Part of the reason for this is that director Elia Kazan never sets out to shock his audience. The corruption of the union isn't surprising in the least; you get the impression that the Crime Commission has been looking for a way to prove something everyone knows is true for a while. When the mob moves to murderously protect its interests, there's no great amount of suspense; that these threats of exposure are eliminated is to be expected. Kazan and company are simply telling a story, and although it's a ripped-from-the-headlines social justice story (literally; Budd Schulberg's script is credited as being suggested by articles by Malcolm Johnson), it isn't an exposé of a corrupt system, but rather a story about the person who stood up.
Whistle-blowers like Terry Malloy are popular subjects, of course; especially for biopics. Even without knowing that Malloy is based on a specific individual, though, he comes off as more real than many of those pictures' subjects. He captures a lot of basic insecurities - potential he knows he hasn't lived up to, specific chances he's missed, a girl who's out of his league (something he's loath to admit exists in the first place). He's afraid to bring down a system that he knows is corrupt and wrong, which has hurt him specifically, both because he fears reprisal and because his brother is part of it. He's not that smart - it takes him a while to work all this out, despite how his book-smart maybe-girlfriend implores him.

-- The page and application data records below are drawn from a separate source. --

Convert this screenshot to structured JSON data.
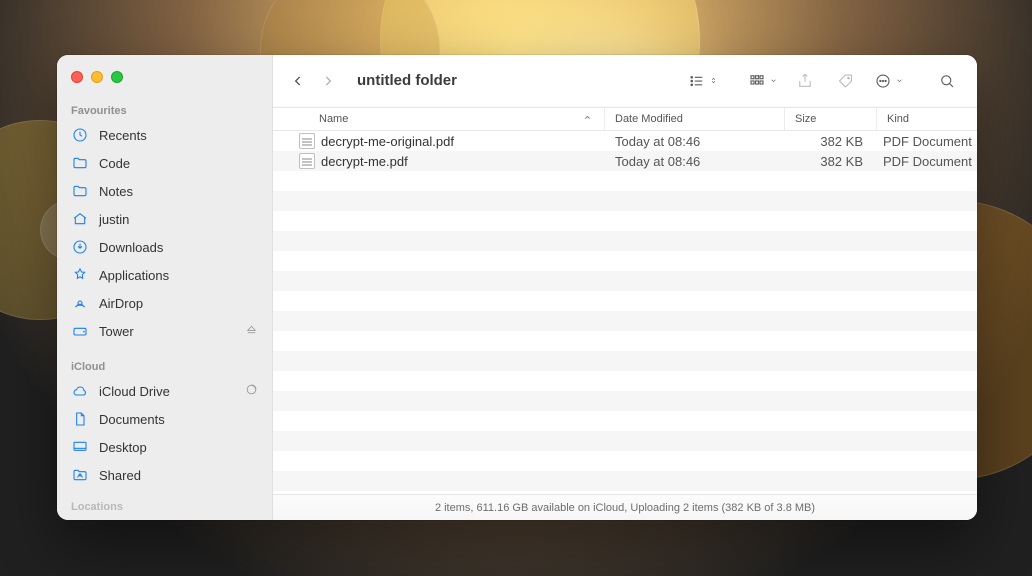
{
  "window": {
    "title": "untitled folder"
  },
  "sidebar": {
    "sections": [
      {
        "label": "Favourites",
        "items": [
          {
            "label": "Recents",
            "icon": "clock"
          },
          {
            "label": "Code",
            "icon": "folder"
          },
          {
            "label": "Notes",
            "icon": "folder"
          },
          {
            "label": "justin",
            "icon": "home"
          },
          {
            "label": "Downloads",
            "icon": "download"
          },
          {
            "label": "Applications",
            "icon": "apps"
          },
          {
            "label": "AirDrop",
            "icon": "airdrop"
          },
          {
            "label": "Tower",
            "icon": "drive",
            "trailing": "eject"
          }
        ]
      },
      {
        "label": "iCloud",
        "items": [
          {
            "label": "iCloud Drive",
            "icon": "cloud",
            "trailing": "progress"
          },
          {
            "label": "Documents",
            "icon": "doc"
          },
          {
            "label": "Desktop",
            "icon": "desktop"
          },
          {
            "label": "Shared",
            "icon": "sharedfolder"
          }
        ]
      },
      {
        "label": "Locations",
        "items": []
      }
    ]
  },
  "columns": {
    "name": "Name",
    "date": "Date Modified",
    "size": "Size",
    "kind": "Kind"
  },
  "files": [
    {
      "name": "decrypt-me-original.pdf",
      "date": "Today at 08:46",
      "size": "382 KB",
      "kind": "PDF Document"
    },
    {
      "name": "decrypt-me.pdf",
      "date": "Today at 08:46",
      "size": "382 KB",
      "kind": "PDF Document"
    }
  ],
  "status": "2 items, 611.16 GB available on iCloud, Uploading 2 items (382 KB of 3.8 MB)"
}
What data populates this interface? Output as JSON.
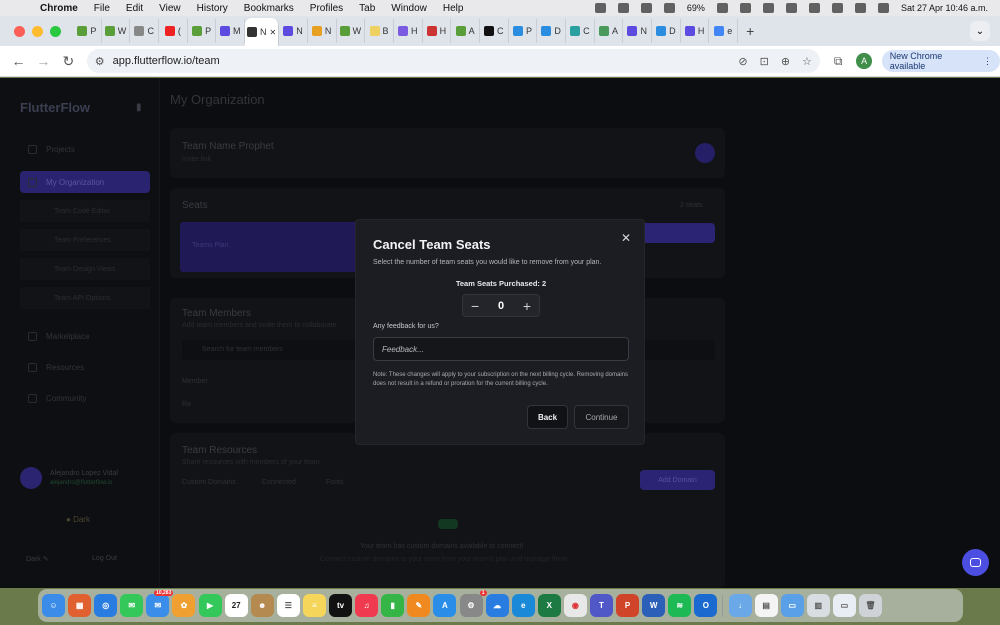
{
  "menubar": {
    "app": "Chrome",
    "items": [
      "File",
      "Edit",
      "View",
      "History",
      "Bookmarks",
      "Profiles",
      "Tab",
      "Window",
      "Help"
    ],
    "battery": "69%",
    "datetime": "Sat 27 Apr  10:46 a.m."
  },
  "tabs": [
    {
      "label": "P",
      "color": "#5a9e3a"
    },
    {
      "label": "W",
      "color": "#5a9e3a"
    },
    {
      "label": "C",
      "color": "#888"
    },
    {
      "label": "(",
      "color": "#e22"
    },
    {
      "label": "P",
      "color": "#5a9e3a"
    },
    {
      "label": "M",
      "color": "#5b4be0"
    },
    {
      "label": "N",
      "color": "#333",
      "active": true
    },
    {
      "label": "N",
      "color": "#5b4be0"
    },
    {
      "label": "N",
      "color": "#e8a020"
    },
    {
      "label": "W",
      "color": "#5a9e3a"
    },
    {
      "label": "B",
      "color": "#f0d060"
    },
    {
      "label": "H",
      "color": "#7a5ae0"
    },
    {
      "label": "H",
      "color": "#c33"
    },
    {
      "label": "A",
      "color": "#5a9e3a"
    },
    {
      "label": "C",
      "color": "#111"
    },
    {
      "label": "P",
      "color": "#2a8de0"
    },
    {
      "label": "D",
      "color": "#2a8de0"
    },
    {
      "label": "C",
      "color": "#2aa0a0"
    },
    {
      "label": "A",
      "color": "#4a9a5a"
    },
    {
      "label": "N",
      "color": "#5b4be0"
    },
    {
      "label": "D",
      "color": "#2a8de0"
    },
    {
      "label": "H",
      "color": "#5b4be0"
    },
    {
      "label": "e",
      "color": "#4285f4"
    }
  ],
  "toolbar": {
    "url": "app.flutterflow.io/team",
    "avatar_letter": "A",
    "new_chrome_label": "New Chrome available"
  },
  "sidebar": {
    "logo": "FlutterFlow",
    "items": [
      "Projects",
      "My Organization"
    ],
    "sub_items": [
      "Team Code Editor",
      "Team Preferences",
      "Team Design Views",
      "Team API Options"
    ],
    "more_items": [
      "Marketplace",
      "Resources",
      "Community"
    ],
    "profile_name": "Alejandro Lopez Vidal",
    "profile_sub": "alejandro@flutterflow.io",
    "theme_label": "Dark",
    "footer_left": "Dark ✎",
    "footer_right": "Log Out"
  },
  "main": {
    "page_title": "My Organization",
    "team_name": "Team Name Prophet",
    "team_sub": "Invite link",
    "seats_title": "Seats",
    "seats_right": "2 seats",
    "plan_label": "Teams Plan",
    "members_title": "Team Members",
    "members_sub": "Add team members and invite them to collaborate",
    "search_placeholder": "Search for team members",
    "member_label": "Member",
    "member_name": "Ra",
    "resources_title": "Team Resources",
    "resources_sub": "Share resources with members of your team",
    "resource_tabs": [
      "Custom Domains",
      "Connected",
      "Fonts"
    ],
    "add_btn": "Add Domain",
    "empty_title": "Your team has custom domains available to connect!",
    "empty_sub": "Connect custom domains to your team from your team's plan and manage them"
  },
  "dialog": {
    "title": "Cancel Team Seats",
    "description": "Select the number of team seats you would like to remove from your plan.",
    "purchased_label": "Team Seats Purchased:  2",
    "stepper_minus": "−",
    "stepper_value": "0",
    "stepper_plus": "+",
    "feedback_label": "Any feedback for us?",
    "feedback_placeholder": "Feedback...",
    "note": "Note: These changes will apply to your subscription on the next billing cycle. Removing domains does not result in a refund or proration for the current billing cycle.",
    "back_label": "Back",
    "continue_label": "Continue",
    "close_glyph": "✕"
  },
  "dock": {
    "icons": [
      {
        "name": "finder",
        "color": "#3b8be8",
        "glyph": "☺"
      },
      {
        "name": "launchpad",
        "color": "#e06030",
        "glyph": "▦"
      },
      {
        "name": "safari",
        "color": "#2a7de0",
        "glyph": "◎"
      },
      {
        "name": "messages",
        "color": "#34c759",
        "glyph": "✉"
      },
      {
        "name": "mail",
        "color": "#3a8de8",
        "glyph": "✉",
        "badge": "10,283"
      },
      {
        "name": "photos",
        "color": "#f0a030",
        "glyph": "✿"
      },
      {
        "name": "facetime",
        "color": "#34c759",
        "glyph": "▶"
      },
      {
        "name": "calendar",
        "color": "#ffffff",
        "glyph": "27",
        "text": "#222"
      },
      {
        "name": "contacts",
        "color": "#b58a50",
        "glyph": "☻"
      },
      {
        "name": "reminders",
        "color": "#ffffff",
        "glyph": "☰",
        "text": "#555"
      },
      {
        "name": "notes",
        "color": "#f5d65a",
        "glyph": "≡"
      },
      {
        "name": "tv",
        "color": "#111111",
        "glyph": "tv"
      },
      {
        "name": "music",
        "color": "#f03a50",
        "glyph": "♫"
      },
      {
        "name": "numbers",
        "color": "#34b545",
        "glyph": "▮"
      },
      {
        "name": "pages",
        "color": "#f08a20",
        "glyph": "✎"
      },
      {
        "name": "appstore",
        "color": "#2a8de8",
        "glyph": "A"
      },
      {
        "name": "settings",
        "color": "#888888",
        "glyph": "⚙",
        "badge": "1"
      },
      {
        "name": "onedrive",
        "color": "#2a7de0",
        "glyph": "☁"
      },
      {
        "name": "edge",
        "color": "#1a8ad8",
        "glyph": "e"
      },
      {
        "name": "excel",
        "color": "#1d7a42",
        "glyph": "X"
      },
      {
        "name": "chrome",
        "color": "#e8e8e8",
        "glyph": "◉",
        "text": "#d33"
      },
      {
        "name": "teams",
        "color": "#5058c8",
        "glyph": "T"
      },
      {
        "name": "powerpoint",
        "color": "#d0452a",
        "glyph": "P"
      },
      {
        "name": "word",
        "color": "#2b5fb8",
        "glyph": "W"
      },
      {
        "name": "spotify",
        "color": "#1db954",
        "glyph": "≋"
      },
      {
        "name": "outlook",
        "color": "#1a6ad0",
        "glyph": "O"
      },
      {
        "name": "downloads",
        "color": "#6aa8e8",
        "glyph": "↓"
      },
      {
        "name": "document",
        "color": "#f4f4f4",
        "glyph": "▤",
        "text": "#555"
      },
      {
        "name": "folder",
        "color": "#5aa0e8",
        "glyph": "▭"
      },
      {
        "name": "preview",
        "color": "#d8dde2",
        "glyph": "▥",
        "text": "#555"
      },
      {
        "name": "screenshot",
        "color": "#e8eef4",
        "glyph": "▭",
        "text": "#555"
      },
      {
        "name": "trash",
        "color": "#cfd3d8",
        "glyph": "🗑",
        "text": "#555"
      }
    ]
  }
}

He is, however, able to grasp his importance as a symbol toward the end, even if Edie doesn't or doesn't want to.
Modern moviegoers used to location shooting and exact recreations may smirk at the production values, but may not. Boris Kaufman's black-and-white photography is active, always pointing at exactly what the audience needs to see. The sets describe the places they represent well: Cramped living quarters, or work areas overfilled with people. Characters look grimy, or too slick, or pure and virginal almost (but not quite) to the point of exaggeration.
On the Waterfront has a boatload of awards, and it's earned them. The new print struck for the anniversery is sharp. My only real complaint is that the cartoon Landmark attached to it was just as awful as the feature was good.